Generally, when evidence shows that petitioner incurred a deductible expense, but the exact amount cannot be determined, the Court may approximate the amount. Cohan v. Commissioner [2 USTC ╤ 489], 39 F.2d 540 (2d Cir. 1930). However, there must be sufficient evidence from which an estimate may be made. Vanicek v. Commissioner [Dec. 42,468], 85 T.C. 731, 742-743 (1985). Further, section 274(d) prohibits the estimation of expenses for travel or deductions with respect to certain property; thus, the Cohan rule does not apply to these types of expenses. Listed property includes automobiles. Sec. 280F(d)(4).
Petitioner offered no records to substantiate his travel or automobile expense aside from the expense log. The expense log does not meet the substantiation requirements of section 274 because it does not show the date, place, or business purpose of these expenses or business uses. Sec. 274(d).
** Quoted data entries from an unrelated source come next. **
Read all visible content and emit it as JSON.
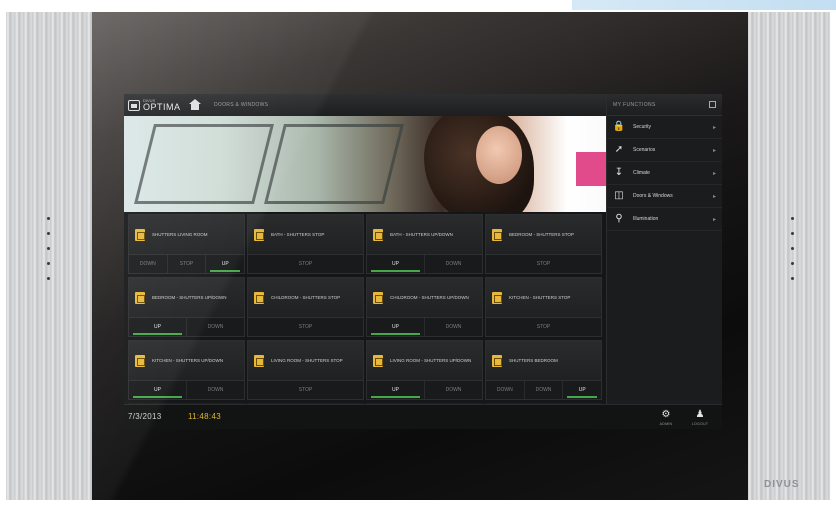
{
  "header": {
    "logo_small": "DIVUS",
    "logo_big": "OPTIMA",
    "breadcrumb": "DOORS & WINDOWS"
  },
  "sidebar": {
    "title": "MY FUNCTIONS",
    "items": [
      {
        "label": "Security",
        "icon": "lock-icon"
      },
      {
        "label": "Scenarios",
        "icon": "wand-icon"
      },
      {
        "label": "Climate",
        "icon": "thermometer-icon"
      },
      {
        "label": "Doors & Windows",
        "icon": "door-icon"
      },
      {
        "label": "Illumination",
        "icon": "bulb-icon"
      }
    ]
  },
  "tiles": [
    {
      "name": "SHUTTERS LIVING ROOM",
      "buttons": [
        "DOWN",
        "STOP",
        "UP"
      ]
    },
    {
      "name": "BATH - SHUTTERS STOP",
      "buttons": [
        "STOP"
      ]
    },
    {
      "name": "BATH - SHUTTERS UP/DOWN",
      "buttons": [
        "UP",
        "DOWN"
      ]
    },
    {
      "name": "BEDROOM - SHUTTERS STOP",
      "buttons": [
        "STOP"
      ]
    },
    {
      "name": "BEDROOM - SHUTTERS UP/DOWN",
      "buttons": [
        "UP",
        "DOWN"
      ]
    },
    {
      "name": "CHILDROOM - SHUTTERS STOP",
      "buttons": [
        "STOP"
      ]
    },
    {
      "name": "CHILDROOM - SHUTTERS UP/DOWN",
      "buttons": [
        "UP",
        "DOWN"
      ]
    },
    {
      "name": "KITCHEN - SHUTTERS STOP",
      "buttons": [
        "STOP"
      ]
    },
    {
      "name": "KITCHEN - SHUTTERS UP/DOWN",
      "buttons": [
        "UP",
        "DOWN"
      ]
    },
    {
      "name": "LIVING ROOM - SHUTTERS STOP",
      "buttons": [
        "STOP"
      ]
    },
    {
      "name": "LIVING ROOM - SHUTTERS UP/DOWN",
      "buttons": [
        "UP",
        "DOWN"
      ]
    },
    {
      "name": "SHUTTERS BEDROOM",
      "buttons": [
        "DOWN",
        "DOWN",
        "UP"
      ]
    }
  ],
  "status": {
    "date": "7/3/2013",
    "time": "11:48:43",
    "admin_label": "ADMIN",
    "logout_label": "LOGOUT"
  },
  "brand": "DIVUS",
  "colors": {
    "accent_yellow": "#e8b938",
    "up_green": "#47a84a",
    "down_red": "#b63b3b"
  }
}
Moreover, petitioner has failed to establish that he incurred any expenses as claimed. Petitioner's testimony was vague and was not consistent with his expense log. For example, petitioner testified that his rent expense in 1990 included rent on his downtown shop of approximately $650 per month. The expense log shows no such expense. According to petitioner's log, rent expense for the entire year was calculated as 40 percent of $11,400. Petitioner testified that this figure corresponded to his mortgage payments for the year. Petitioner offered no support for this percentage. Further, petitioner testified that he did not move his shop until the end of March 1990; thus, this allocation of his annual mortgage payments would be inconsistent. Petitioner also testified that he paid two women to work at his shop and that their salaries were included in shop expenses. However, the expense log does not list any payees supporting petitioner's testimony.
We believe that petitioner incurred some expense in carrying on his jewelry design activity during the years in issue. However, on this record, we are unable to determine or estimate the amount of such expense. Accordingly, petitioner has not established that he is entitled to the deductions claimed.
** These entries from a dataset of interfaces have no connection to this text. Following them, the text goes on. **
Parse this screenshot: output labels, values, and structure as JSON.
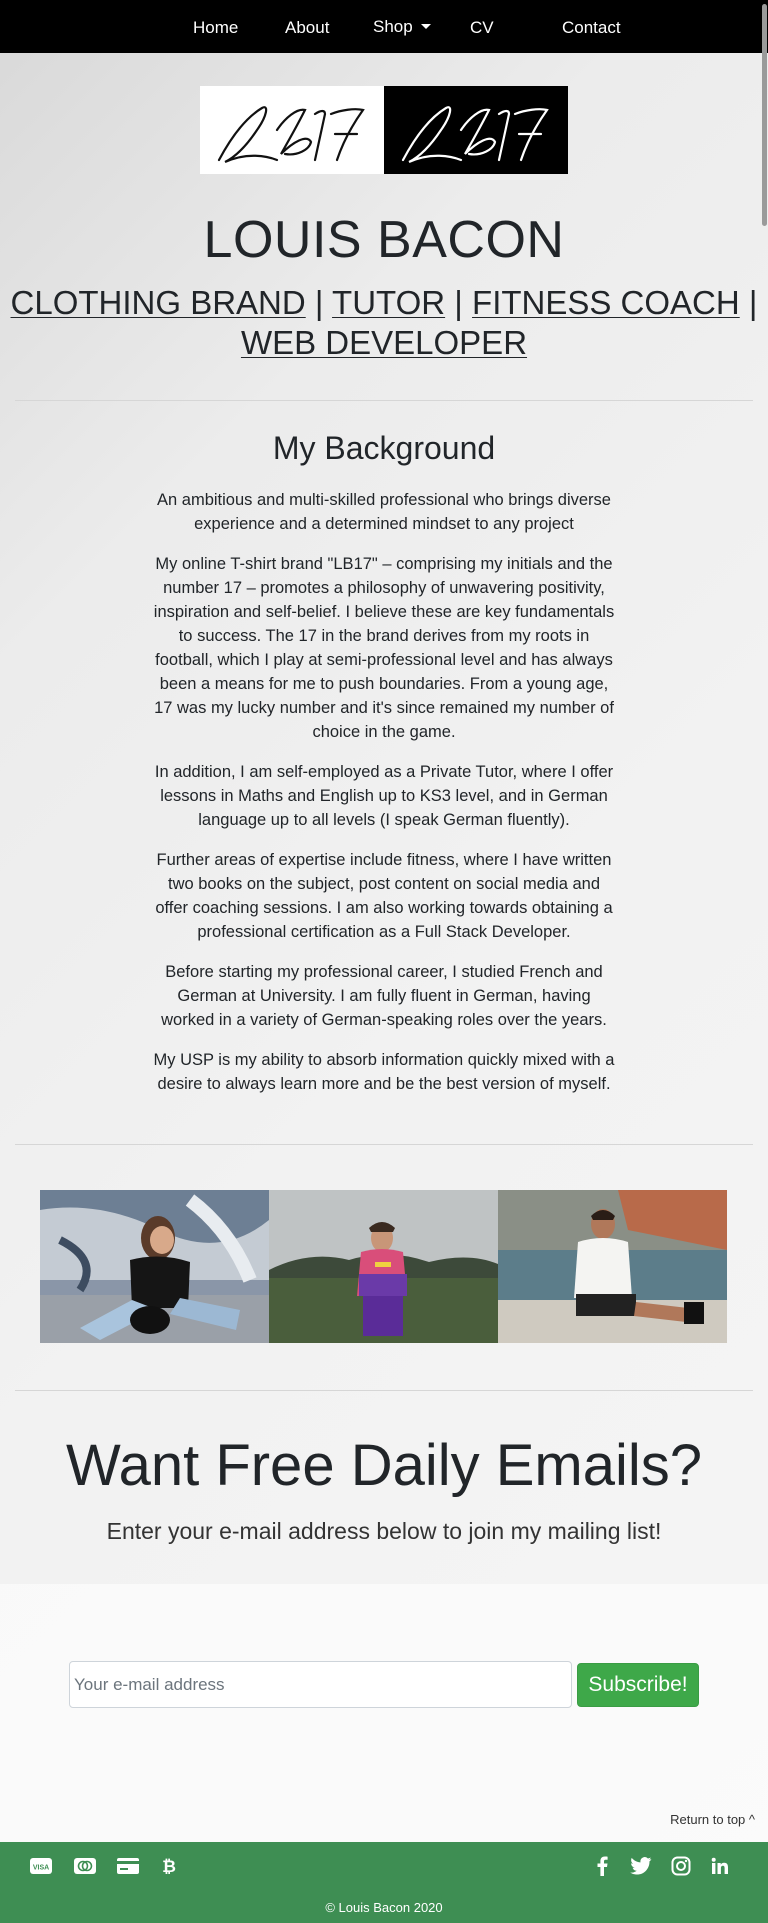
{
  "nav": {
    "home": "Home",
    "about": "About",
    "shop": "Shop",
    "cv": "CV",
    "contact": "Contact"
  },
  "header": {
    "title": "LOUIS BACON",
    "roles": [
      "CLOTHING BRAND",
      "TUTOR",
      "FITNESS COACH",
      "WEB DEVELOPER"
    ],
    "separator": "|"
  },
  "background": {
    "heading": "My Background",
    "paragraphs": [
      "An ambitious and multi-skilled professional who brings diverse experience and a determined mindset to any project",
      "My online T-shirt brand \"LB17\" – comprising my initials and the number 17 – promotes a philosophy of unwavering positivity, inspiration and self-belief. I believe these are key fundamentals to success. The 17 in the brand derives from my roots in football, which I play at semi-professional level and has always been a means for me to push boundaries. From a young age, 17 was my lucky number and it's since remained my number of choice in the game.",
      "In addition, I am self-employed as a Private Tutor, where I offer lessons in Maths and English up to KS3 level, and in German language up to all levels (I speak German fluently).",
      "Further areas of expertise include fitness, where I have written two books on the subject, post content on social media and offer coaching sessions. I am also working towards obtaining a professional certification as a Full Stack Developer.",
      "Before starting my professional career, I studied French and German at University. I am fully fluent in German, having worked in a variety of German-speaking roles over the years.",
      "My USP is my ability to absorb information quickly mixed with a desire to always learn more and be the best version of myself."
    ]
  },
  "cta": {
    "title": "Want Free Daily Emails?",
    "subtitle": "Enter your e-mail address below to join my mailing list!",
    "placeholder": "Your e-mail address",
    "button": "Subscribe!"
  },
  "return_to_top": "Return to top ^",
  "footer": {
    "copyright": "© Louis Bacon 2020",
    "payment_icons": [
      "visa-icon",
      "mastercard-icon",
      "credit-card-icon",
      "bitcoin-icon"
    ],
    "social_icons": [
      "facebook-icon",
      "twitter-icon",
      "instagram-icon",
      "linkedin-icon"
    ]
  },
  "colors": {
    "nav_bg": "#000000",
    "footer_bg": "#3e8e53",
    "subscribe_bg": "#3ea849"
  }
}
Because petitioner has not shown he is entitled any deductions in connection with his jewelry design activity for the years in issue, we need not address the issue of whether petitioner was engaged in such activity for profit.
To reflect the foregoing,
Decision will be entered for respondent.